Interview: Sami Al Qamzi

How is Dubai working to maintain its competitiveness as a global business hub?

SAMI AL QAMZI: Dubai has strong economic foundations that make it a preferred location for more than 70% of Fortune 500-listed companies and contributed to its rank of 11th out of 190 countries in the World Bank’s 2019 ease of doing business index. We have now embarked on a new phase to make competitiveness an integral part of government work, implementing a number of policy initiatives in 2019 to boost the quality of knowledge, capital, goods, services and talent. These include reducing, cancelling and freezing some mandatory government fees, and promoting investment in knowledge-intensive, innovation-based industries that accelerate Dubai’s transformation into a sustainable and smart city. Dubai Economy has also implemented a number of initiatives, including increasing the flexibility of the licensing process and expanding the scope of the Instant Licence system to all commercial licences.

Which countries do you anticipate will drive trade and investment activity in Dubai?

AL QAMZI: The US, the UK, France, India and China have been the top-five source countries for capital investment into Dubai in recent years.
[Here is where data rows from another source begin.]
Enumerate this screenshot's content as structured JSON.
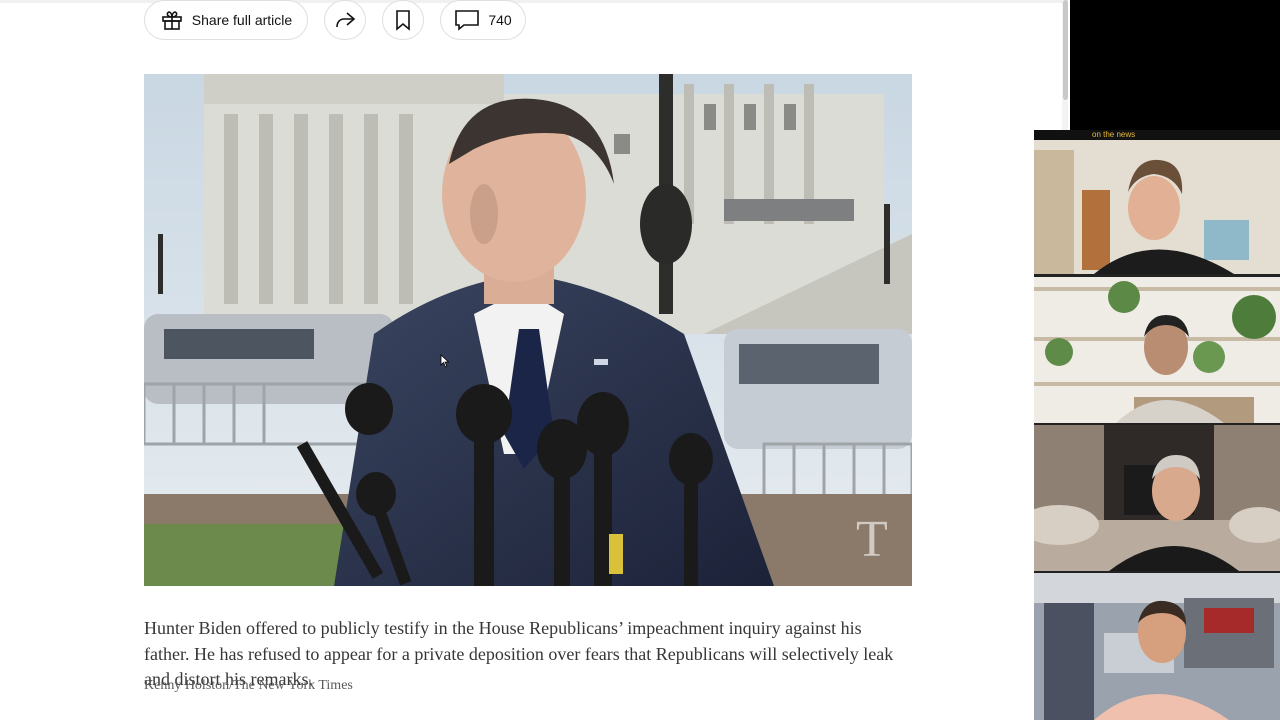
{
  "toolbar": {
    "share_label": "Share full article",
    "comment_count": "740",
    "icons": [
      "gift-icon",
      "share-arrow-icon",
      "bookmark-icon",
      "comment-icon"
    ]
  },
  "photo": {
    "description_alt": "Hunter Biden at microphones outside the U.S. Capitol",
    "watermark": "T"
  },
  "caption": {
    "text": "Hunter Biden offered to publicly testify in the House Republicans’ impeachment inquiry against his father. He has refused to appear for a private deposition over fears that Republicans will selectively leak and distort his remarks.",
    "credit": "Kenny Holston/The New York Times"
  },
  "video_panel": {
    "participants": [
      "participant-1",
      "participant-2",
      "participant-3",
      "participant-4"
    ],
    "top_banner_text": "on the news"
  },
  "colors": {
    "text_primary": "#121212",
    "caption_text": "#363636",
    "credit_text": "#5a5a5a",
    "pill_border": "#dfdfdf"
  }
}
The Dubai Plan 2021 and the Dubai Industrial Strategy 2030 have established a roadmap for transforming the emirate into a knowledge-based economy and a top choice for people and businesses. Initiatives such as the Dubai Blockchain Strategy and the Dubai Autonomous Transportation Strategy have also provided the frameworks for scaled-up investments in technology, research, innovation, advanced sciences and artificial intelligence.
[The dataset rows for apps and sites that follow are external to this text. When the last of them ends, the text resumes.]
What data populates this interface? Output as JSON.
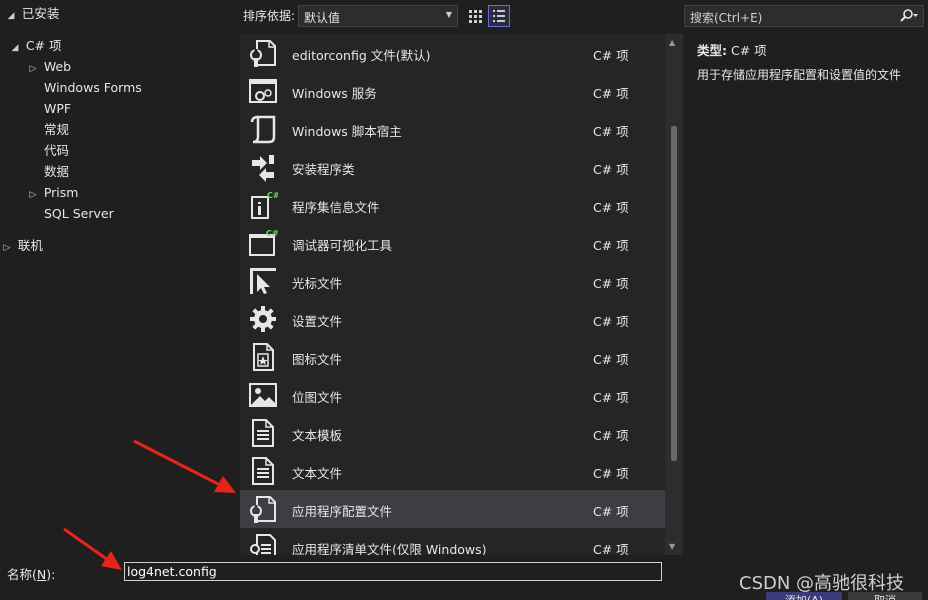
{
  "tree": {
    "installed": "已安装",
    "csharp": "C# 项",
    "children": [
      "Web",
      "Windows Forms",
      "WPF",
      "常规",
      "代码",
      "数据",
      "Prism",
      "SQL Server"
    ],
    "online": "联机"
  },
  "toolbar": {
    "sort_label": "排序依据:",
    "sort_value": "默认值",
    "search_placeholder": "搜索(Ctrl+E)"
  },
  "items": [
    {
      "name": "editorconfig 文件(默认)",
      "type": "C# 项",
      "icon": "config-file-icon"
    },
    {
      "name": "Windows 服务",
      "type": "C# 项",
      "icon": "windows-service-icon"
    },
    {
      "name": "Windows 脚本宿主",
      "type": "C# 项",
      "icon": "script-host-icon"
    },
    {
      "name": "安装程序类",
      "type": "C# 项",
      "icon": "installer-class-icon"
    },
    {
      "name": "程序集信息文件",
      "type": "C# 项",
      "icon": "assembly-info-icon"
    },
    {
      "name": "调试器可视化工具",
      "type": "C# 项",
      "icon": "debugger-visualizer-icon"
    },
    {
      "name": "光标文件",
      "type": "C# 项",
      "icon": "cursor-file-icon"
    },
    {
      "name": "设置文件",
      "type": "C# 项",
      "icon": "settings-gear-icon"
    },
    {
      "name": "图标文件",
      "type": "C# 项",
      "icon": "icon-file-icon"
    },
    {
      "name": "位图文件",
      "type": "C# 项",
      "icon": "bitmap-file-icon"
    },
    {
      "name": "文本模板",
      "type": "C# 项",
      "icon": "text-template-icon"
    },
    {
      "name": "文本文件",
      "type": "C# 项",
      "icon": "text-file-icon"
    },
    {
      "name": "应用程序配置文件",
      "type": "C# 项",
      "icon": "app-config-icon",
      "selected": true
    },
    {
      "name": "应用程序清单文件(仅限 Windows)",
      "type": "C# 项",
      "icon": "manifest-file-icon"
    }
  ],
  "details": {
    "type_label": "类型:",
    "type_value": "C# 项",
    "description": "用于存储应用程序配置和设置值的文件"
  },
  "bottom": {
    "name_label_prefix": "名称(",
    "name_label_key": "N",
    "name_label_suffix": "):",
    "name_value": "log4net.config",
    "watermark": "CSDN @高驰很科技",
    "add_button": "添加(A)",
    "cancel_button": "取消"
  },
  "colors": {
    "background": "#1f1f1f",
    "list_background": "#252526",
    "selected_row": "#3e3e42",
    "accent": "#6b6bd6",
    "annotation_arrow": "#e8241a"
  }
}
Efforts are under way to expand and deepen economic ties with Asian and African countries. We have built on opportunities such as the historical visit of President Xi Jinping of China to the UAE in July 2018 and the visit to Beijing in April 2019 by UAE vice-president and prime minister and ruler of Dubai, Sheikh Mohammed bin Rashid Al Maktoum. As a result, major business deals have been signed with China, ushering in a new wave of investment. Projects include a 60m-sq-foot traders market that will be built opposite the Expo 2020 location and will include large logistics warehouses and wholesale retail outlets. Chinese firm Yiwu, among others, will invest $2.4bn to use the station for storing and transporting Chinese goods from the Port of Jebel Ali to the world. Plans for a $1bn “Vegetable Basket” to import, process, pack and export agricultural, marine and animal products to the world via the new Silk Road trade route was also announced.
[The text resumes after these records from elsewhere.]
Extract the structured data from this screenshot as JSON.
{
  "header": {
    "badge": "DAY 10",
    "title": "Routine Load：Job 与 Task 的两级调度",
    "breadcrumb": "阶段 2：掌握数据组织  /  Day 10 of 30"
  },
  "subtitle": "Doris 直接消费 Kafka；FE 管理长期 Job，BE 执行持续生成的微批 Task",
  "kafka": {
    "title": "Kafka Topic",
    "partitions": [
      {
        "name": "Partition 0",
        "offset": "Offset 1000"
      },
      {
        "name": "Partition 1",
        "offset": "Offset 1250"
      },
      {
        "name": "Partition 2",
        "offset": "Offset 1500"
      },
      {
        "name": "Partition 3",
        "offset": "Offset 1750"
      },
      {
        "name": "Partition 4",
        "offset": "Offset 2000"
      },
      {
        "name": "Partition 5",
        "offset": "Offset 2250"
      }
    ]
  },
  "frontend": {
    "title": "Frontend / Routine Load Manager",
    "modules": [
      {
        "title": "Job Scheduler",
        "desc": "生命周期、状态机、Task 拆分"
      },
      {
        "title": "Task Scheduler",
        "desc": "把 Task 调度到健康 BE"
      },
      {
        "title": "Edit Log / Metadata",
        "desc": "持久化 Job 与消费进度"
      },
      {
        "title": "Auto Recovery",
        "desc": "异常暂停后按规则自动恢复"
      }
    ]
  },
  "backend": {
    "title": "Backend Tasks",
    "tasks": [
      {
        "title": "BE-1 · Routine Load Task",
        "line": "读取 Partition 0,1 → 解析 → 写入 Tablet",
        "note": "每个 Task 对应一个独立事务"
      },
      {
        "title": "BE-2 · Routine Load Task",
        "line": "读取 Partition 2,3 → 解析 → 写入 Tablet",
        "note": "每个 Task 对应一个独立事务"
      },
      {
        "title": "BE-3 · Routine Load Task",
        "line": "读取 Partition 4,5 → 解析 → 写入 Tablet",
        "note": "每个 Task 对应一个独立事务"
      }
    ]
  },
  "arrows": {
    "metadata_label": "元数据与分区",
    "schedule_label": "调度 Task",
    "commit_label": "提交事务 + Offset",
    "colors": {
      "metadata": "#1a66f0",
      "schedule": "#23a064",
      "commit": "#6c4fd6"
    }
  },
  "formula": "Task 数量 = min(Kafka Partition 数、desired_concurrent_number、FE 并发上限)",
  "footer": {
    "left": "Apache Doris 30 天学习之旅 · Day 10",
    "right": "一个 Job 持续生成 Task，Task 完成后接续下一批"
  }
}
Meanwhile, trade and investment between Dubai and India has grown consistently over the years. This is supported by a UAE-India bilateral agreement that is quickly expanding to strategic sectors. Dubai is ideally placed to be the most competitive re-export hub for foodstuff and agricultural products from India. Dubai Exports, the export promotion agency of Dubai Economy, has a trade office in Mumbai to enable Indian exports to reach new markets through Dubai. We are also witnessing a growing interest in Dubai from the financial technology and services sectors in India.

In what ways are the UAE’s new foreign ownership and visa laws opening up the domestic market?

AL QAMZI: The new foreign ownership and visa laws reflect the UAE’s continued drive to outpace competition and become a leading innovation hub. Long-term residency permits of up to 10 years will be granted to investors, entrepreneurs and specialists working in the fields of medicine, science or research, and also to outstanding students. The new foreign ownership law will grant 122 economic activities across 13 sectors up to 100% foreign ownership. These include renewable energy, space, agriculture and manufacturing. The laws will support Dubai’s smart city transformation by providing opportunities for scaling up existing operations, and attracting new investment and talent in technology.